According to Wikipedia (because my knowledge of geography-related issues is somewhat limited), in real life, the fault line has been the site of several notable earthquakes in the past century and a half, ranging from a magnitude of 6.0 to 7.9 since 1857. A 2006 study by Yuri Fialko also reported that the fault’s conditions are at the point where the next Big One could occur at any time now, which is certainly a scary thought, and noted that whereas the northern and central sections of the fault have seen massive earthquakes in recent times, the southern section, an area that would affect LA, Orange County, and San Diego, to name but a few densely populated areas, hasn’t seen a similar-scaled earthquake in at least 300 years.

This is all just a bit of background to reality, though, and serves as a possible jumping off point for the film, with the official plot currently being at a bare minimum. The film has at its core the realization of this next Big One, to be led by a hero in the style of John Cusack/2012. San Andreas has been scripted by Allan Loeb (21, Wall Street: Money Never Sleeps), and will be produced by Beau Flynn, whose credits include Requiem For A Dream, Journey to the Center of the Earth, and the upcoming Red Dawn remake and Hansel and Gretel: Witch Hunters.

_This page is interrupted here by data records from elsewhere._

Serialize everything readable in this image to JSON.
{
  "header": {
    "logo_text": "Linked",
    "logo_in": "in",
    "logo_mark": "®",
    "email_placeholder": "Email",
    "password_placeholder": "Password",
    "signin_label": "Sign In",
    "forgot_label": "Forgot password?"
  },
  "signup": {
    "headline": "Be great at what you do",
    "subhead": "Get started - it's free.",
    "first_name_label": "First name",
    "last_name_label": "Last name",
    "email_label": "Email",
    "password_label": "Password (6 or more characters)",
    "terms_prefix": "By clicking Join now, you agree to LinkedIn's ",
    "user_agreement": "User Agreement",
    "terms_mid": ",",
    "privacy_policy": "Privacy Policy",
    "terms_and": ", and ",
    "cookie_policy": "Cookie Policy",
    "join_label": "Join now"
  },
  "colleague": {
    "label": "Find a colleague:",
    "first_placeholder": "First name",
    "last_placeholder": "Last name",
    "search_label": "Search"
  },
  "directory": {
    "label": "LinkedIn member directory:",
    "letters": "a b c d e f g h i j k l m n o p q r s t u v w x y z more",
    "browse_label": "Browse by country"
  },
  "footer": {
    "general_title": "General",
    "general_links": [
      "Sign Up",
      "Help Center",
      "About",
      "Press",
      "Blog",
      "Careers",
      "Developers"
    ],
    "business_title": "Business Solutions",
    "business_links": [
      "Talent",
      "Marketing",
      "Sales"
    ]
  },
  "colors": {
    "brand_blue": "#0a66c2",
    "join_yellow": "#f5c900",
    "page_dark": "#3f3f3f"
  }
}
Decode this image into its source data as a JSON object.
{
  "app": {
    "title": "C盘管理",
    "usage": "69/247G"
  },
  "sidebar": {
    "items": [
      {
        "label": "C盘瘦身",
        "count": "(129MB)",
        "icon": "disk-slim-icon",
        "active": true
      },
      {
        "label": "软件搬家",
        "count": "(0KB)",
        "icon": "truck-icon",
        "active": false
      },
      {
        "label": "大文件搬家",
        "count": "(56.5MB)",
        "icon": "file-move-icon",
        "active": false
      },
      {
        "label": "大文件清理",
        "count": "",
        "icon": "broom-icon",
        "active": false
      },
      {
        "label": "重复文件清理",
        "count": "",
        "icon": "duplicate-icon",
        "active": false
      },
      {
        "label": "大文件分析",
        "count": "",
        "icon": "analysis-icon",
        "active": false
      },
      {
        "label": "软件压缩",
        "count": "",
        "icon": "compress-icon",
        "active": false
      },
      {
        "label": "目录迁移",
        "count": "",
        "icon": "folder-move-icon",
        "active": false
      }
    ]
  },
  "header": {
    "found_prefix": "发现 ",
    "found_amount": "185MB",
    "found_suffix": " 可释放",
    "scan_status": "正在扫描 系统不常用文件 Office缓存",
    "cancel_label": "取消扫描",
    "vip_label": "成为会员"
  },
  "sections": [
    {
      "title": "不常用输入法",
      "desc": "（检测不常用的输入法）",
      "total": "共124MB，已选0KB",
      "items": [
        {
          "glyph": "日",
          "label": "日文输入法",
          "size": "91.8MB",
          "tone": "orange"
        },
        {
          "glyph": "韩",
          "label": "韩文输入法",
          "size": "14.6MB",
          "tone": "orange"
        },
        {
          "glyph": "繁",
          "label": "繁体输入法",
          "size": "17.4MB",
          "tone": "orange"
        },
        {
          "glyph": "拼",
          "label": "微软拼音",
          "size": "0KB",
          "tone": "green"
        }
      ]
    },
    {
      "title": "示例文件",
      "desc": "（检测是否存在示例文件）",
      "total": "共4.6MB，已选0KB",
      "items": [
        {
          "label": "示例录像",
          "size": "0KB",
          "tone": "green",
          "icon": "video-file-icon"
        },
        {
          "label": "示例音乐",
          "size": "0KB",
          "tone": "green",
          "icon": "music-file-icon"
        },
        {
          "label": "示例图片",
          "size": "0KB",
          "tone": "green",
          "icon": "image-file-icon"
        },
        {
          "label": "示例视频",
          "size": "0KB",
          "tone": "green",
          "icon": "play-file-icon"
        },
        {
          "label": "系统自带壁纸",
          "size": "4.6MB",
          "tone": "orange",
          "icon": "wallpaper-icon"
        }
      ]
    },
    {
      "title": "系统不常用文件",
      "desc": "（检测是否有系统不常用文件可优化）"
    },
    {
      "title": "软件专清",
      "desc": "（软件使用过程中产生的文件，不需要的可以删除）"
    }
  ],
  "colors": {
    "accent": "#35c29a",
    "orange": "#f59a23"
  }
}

According to an unnamed source who’s read the script,

“[T]he hero is forced to go on the road to reconcile with his children and his estranged wife, who’s moved away and taken up with another man… [T]he “San Andreas” hero makes the trip from Los Angeles to San Francisco using some rather, er, unconventional transportation.”

A director is currently being sought, and hopefully this one can get moving quickly. Disaster movies may not be high up on people’s Films of the Year by year’s end, but they certainly often find success at the box office, and a 3D disaster film set in California could make for great viewing on the big screen. More news as we get it.